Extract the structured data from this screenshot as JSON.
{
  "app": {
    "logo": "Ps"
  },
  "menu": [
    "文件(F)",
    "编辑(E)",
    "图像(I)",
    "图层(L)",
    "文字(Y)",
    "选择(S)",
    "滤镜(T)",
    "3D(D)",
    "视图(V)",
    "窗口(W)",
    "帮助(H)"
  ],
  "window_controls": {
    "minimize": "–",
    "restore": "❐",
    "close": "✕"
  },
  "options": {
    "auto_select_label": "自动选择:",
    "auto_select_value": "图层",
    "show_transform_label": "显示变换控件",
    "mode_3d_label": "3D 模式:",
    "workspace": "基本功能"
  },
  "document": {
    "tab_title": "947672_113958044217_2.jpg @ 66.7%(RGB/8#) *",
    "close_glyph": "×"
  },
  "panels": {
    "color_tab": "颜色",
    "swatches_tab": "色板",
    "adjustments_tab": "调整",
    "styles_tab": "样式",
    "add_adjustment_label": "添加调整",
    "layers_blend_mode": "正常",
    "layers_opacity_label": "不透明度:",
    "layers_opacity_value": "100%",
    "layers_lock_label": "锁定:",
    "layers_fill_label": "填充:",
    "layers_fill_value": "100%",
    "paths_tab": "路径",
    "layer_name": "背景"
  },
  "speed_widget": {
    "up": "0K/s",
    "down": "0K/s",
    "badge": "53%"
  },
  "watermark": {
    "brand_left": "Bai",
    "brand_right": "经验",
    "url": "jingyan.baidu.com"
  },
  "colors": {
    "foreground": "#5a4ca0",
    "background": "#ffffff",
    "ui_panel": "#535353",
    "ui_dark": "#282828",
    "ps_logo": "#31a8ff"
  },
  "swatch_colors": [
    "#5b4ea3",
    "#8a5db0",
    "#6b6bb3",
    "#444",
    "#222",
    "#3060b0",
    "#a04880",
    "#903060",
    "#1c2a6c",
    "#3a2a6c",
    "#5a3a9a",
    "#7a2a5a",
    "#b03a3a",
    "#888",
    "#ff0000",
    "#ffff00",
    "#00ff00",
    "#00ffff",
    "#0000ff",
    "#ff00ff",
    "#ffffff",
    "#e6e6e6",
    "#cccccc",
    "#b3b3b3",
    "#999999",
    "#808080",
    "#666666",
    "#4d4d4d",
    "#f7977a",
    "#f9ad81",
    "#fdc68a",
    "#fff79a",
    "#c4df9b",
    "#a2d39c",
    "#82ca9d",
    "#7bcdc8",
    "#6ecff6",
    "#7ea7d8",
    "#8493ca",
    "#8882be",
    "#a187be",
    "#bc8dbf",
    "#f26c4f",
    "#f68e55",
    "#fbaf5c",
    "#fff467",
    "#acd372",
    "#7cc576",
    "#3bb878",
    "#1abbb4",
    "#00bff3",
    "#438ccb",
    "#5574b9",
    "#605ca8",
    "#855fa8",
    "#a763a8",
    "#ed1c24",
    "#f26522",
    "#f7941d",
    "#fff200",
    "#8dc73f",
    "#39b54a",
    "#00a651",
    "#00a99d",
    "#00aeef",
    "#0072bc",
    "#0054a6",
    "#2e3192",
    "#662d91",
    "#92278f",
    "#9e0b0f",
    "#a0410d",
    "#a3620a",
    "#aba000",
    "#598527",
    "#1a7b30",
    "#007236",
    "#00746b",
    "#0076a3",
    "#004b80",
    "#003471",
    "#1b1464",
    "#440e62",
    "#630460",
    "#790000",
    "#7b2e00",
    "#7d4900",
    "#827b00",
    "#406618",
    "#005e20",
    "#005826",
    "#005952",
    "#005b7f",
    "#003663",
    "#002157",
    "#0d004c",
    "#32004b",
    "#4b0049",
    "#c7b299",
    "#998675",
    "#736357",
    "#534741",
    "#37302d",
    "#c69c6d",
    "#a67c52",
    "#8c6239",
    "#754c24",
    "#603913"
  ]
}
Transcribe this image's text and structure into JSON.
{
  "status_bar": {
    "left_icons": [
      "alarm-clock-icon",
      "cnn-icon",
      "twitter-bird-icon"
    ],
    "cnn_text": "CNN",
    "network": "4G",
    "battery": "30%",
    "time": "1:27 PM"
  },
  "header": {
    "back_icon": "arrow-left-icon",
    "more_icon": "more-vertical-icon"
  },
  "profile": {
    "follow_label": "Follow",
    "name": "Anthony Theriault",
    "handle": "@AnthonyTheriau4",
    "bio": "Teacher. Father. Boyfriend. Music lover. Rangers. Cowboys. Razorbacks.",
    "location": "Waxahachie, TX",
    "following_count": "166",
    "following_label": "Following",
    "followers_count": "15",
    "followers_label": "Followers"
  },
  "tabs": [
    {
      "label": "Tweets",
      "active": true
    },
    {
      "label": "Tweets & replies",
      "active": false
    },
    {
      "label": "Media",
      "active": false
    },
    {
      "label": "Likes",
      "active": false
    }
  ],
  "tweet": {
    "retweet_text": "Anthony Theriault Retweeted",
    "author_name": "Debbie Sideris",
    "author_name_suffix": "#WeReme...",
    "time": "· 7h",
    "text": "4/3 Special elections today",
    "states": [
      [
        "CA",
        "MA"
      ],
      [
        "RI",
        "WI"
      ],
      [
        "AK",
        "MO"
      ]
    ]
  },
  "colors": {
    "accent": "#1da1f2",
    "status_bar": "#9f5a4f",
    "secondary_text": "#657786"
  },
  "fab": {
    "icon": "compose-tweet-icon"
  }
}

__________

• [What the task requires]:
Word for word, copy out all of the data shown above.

• [Exercise answer]:
Extract the structured data from this screenshot as JSON.
{
  "app": {
    "logo": "Ps"
  },
  "menu": [
    "文件(F)",
    "编辑(E)",
    "图像(I)",
    "图层(L)",
    "文字(Y)",
    "选择(S)",
    "滤镜(T)",
    "3D(D)",
    "视图(V)",
    "窗口(W)",
    "帮助(H)"
  ],
  "window_controls": {
    "minimize": "–",
    "restore": "❐",
    "close": "✕"
  },
  "options": {
    "auto_select_label": "自动选择:",
    "auto_select_value": "图层",
    "show_transform_label": "显示变换控件",
    "mode_3d_label": "3D 模式:",
    "workspace": "基本功能"
  },
  "document": {
    "tab_title": "947672_113958044217_2.jpg @ 66.7%(RGB/8#) *",
    "close_glyph": "×"
  },
  "panels": {
    "color_tab": "颜色",
    "swatches_tab": "色板",
    "adjustments_tab": "调整",
    "styles_tab": "样式",
    "add_adjustment_label": "添加调整",
    "layers_blend_mode": "正常",
    "layers_opacity_label": "不透明度:",
    "layers_opacity_value": "100%",
    "layers_lock_label": "锁定:",
    "layers_fill_label": "填充:",
    "layers_fill_value": "100%",
    "paths_tab": "路径",
    "layer_name": "背景"
  },
  "speed_widget": {
    "up": "0K/s",
    "down": "0K/s",
    "badge": "53%"
  },
  "watermark": {
    "brand_left": "Bai",
    "brand_right": "经验",
    "url": "jingyan.baidu.com"
  },
  "colors": {
    "foreground": "#5a4ca0",
    "background": "#ffffff",
    "ui_panel": "#535353",
    "ui_dark": "#282828",
    "ps_logo": "#31a8ff"
  },
  "swatch_colors": [
    "#5b4ea3",
    "#8a5db0",
    "#6b6bb3",
    "#444",
    "#222",
    "#3060b0",
    "#a04880",
    "#903060",
    "#1c2a6c",
    "#3a2a6c",
    "#5a3a9a",
    "#7a2a5a",
    "#b03a3a",
    "#888",
    "#ff0000",
    "#ffff00",
    "#00ff00",
    "#00ffff",
    "#0000ff",
    "#ff00ff",
    "#ffffff",
    "#e6e6e6",
    "#cccccc",
    "#b3b3b3",
    "#999999",
    "#808080",
    "#666666",
    "#4d4d4d",
    "#f7977a",
    "#f9ad81",
    "#fdc68a",
    "#fff79a",
    "#c4df9b",
    "#a2d39c",
    "#82ca9d",
    "#7bcdc8",
    "#6ecff6",
    "#7ea7d8",
    "#8493ca",
    "#8882be",
    "#a187be",
    "#bc8dbf",
    "#f26c4f",
    "#f68e55",
    "#fbaf5c",
    "#fff467",
    "#acd372",
    "#7cc576",
    "#3bb878",
    "#1abbb4",
    "#00bff3",
    "#438ccb",
    "#5574b9",
    "#605ca8",
    "#855fa8",
    "#a763a8",
    "#ed1c24",
    "#f26522",
    "#f7941d",
    "#fff200",
    "#8dc73f",
    "#39b54a",
    "#00a651",
    "#00a99d",
    "#00aeef",
    "#0072bc",
    "#0054a6",
    "#2e3192",
    "#662d91",
    "#92278f",
    "#9e0b0f",
    "#a0410d",
    "#a3620a",
    "#aba000",
    "#598527",
    "#1a7b30",
    "#007236",
    "#00746b",
    "#0076a3",
    "#004b80",
    "#003471",
    "#1b1464",
    "#440e62",
    "#630460",
    "#790000",
    "#7b2e00",
    "#7d4900",
    "#827b00",
    "#406618",
    "#005e20",
    "#005826",
    "#005952",
    "#005b7f",
    "#003663",
    "#002157",
    "#0d004c",
    "#32004b",
    "#4b0049",
    "#c7b299",
    "#998675",
    "#736357",
    "#534741",
    "#37302d",
    "#c69c6d",
    "#a67c52",
    "#8c6239",
    "#754c24",
    "#603913"
  ]
}
Transcribe this image's text and structure into JSON.
{
  "status_bar": {
    "left_icons": [
      "alarm-clock-icon",
      "cnn-icon",
      "twitter-bird-icon"
    ],
    "cnn_text": "CNN",
    "network": "4G",
    "battery": "30%",
    "time": "1:27 PM"
  },
  "header": {
    "back_icon": "arrow-left-icon",
    "more_icon": "more-vertical-icon"
  },
  "profile": {
    "follow_label": "Follow",
    "name": "Anthony Theriault",
    "handle": "@AnthonyTheriau4",
    "bio": "Teacher. Father. Boyfriend. Music lover. Rangers. Cowboys. Razorbacks.",
    "location": "Waxahachie, TX",
    "following_count": "166",
    "following_label": "Following",
    "followers_count": "15",
    "followers_label": "Followers"
  },
  "tabs": [
    {
      "label": "Tweets",
      "active": true
    },
    {
      "label": "Tweets & replies",
      "active": false
    },
    {
      "label": "Media",
      "active": false
    },
    {
      "label": "Likes",
      "active": false
    }
  ],
  "tweet": {
    "retweet_text": "Anthony Theriault Retweeted",
    "author_name": "Debbie Sideris",
    "author_name_suffix": "#WeReme...",
    "time": "· 7h",
    "text": "4/3 Special elections today",
    "states": [
      [
        "CA",
        "MA"
      ],
      [
        "RI",
        "WI"
      ],
      [
        "AK",
        "MO"
      ]
    ]
  },
  "colors": {
    "accent": "#1da1f2",
    "status_bar": "#9f5a4f",
    "secondary_text": "#657786"
  },
  "fab": {
    "icon": "compose-tweet-icon"
  }
}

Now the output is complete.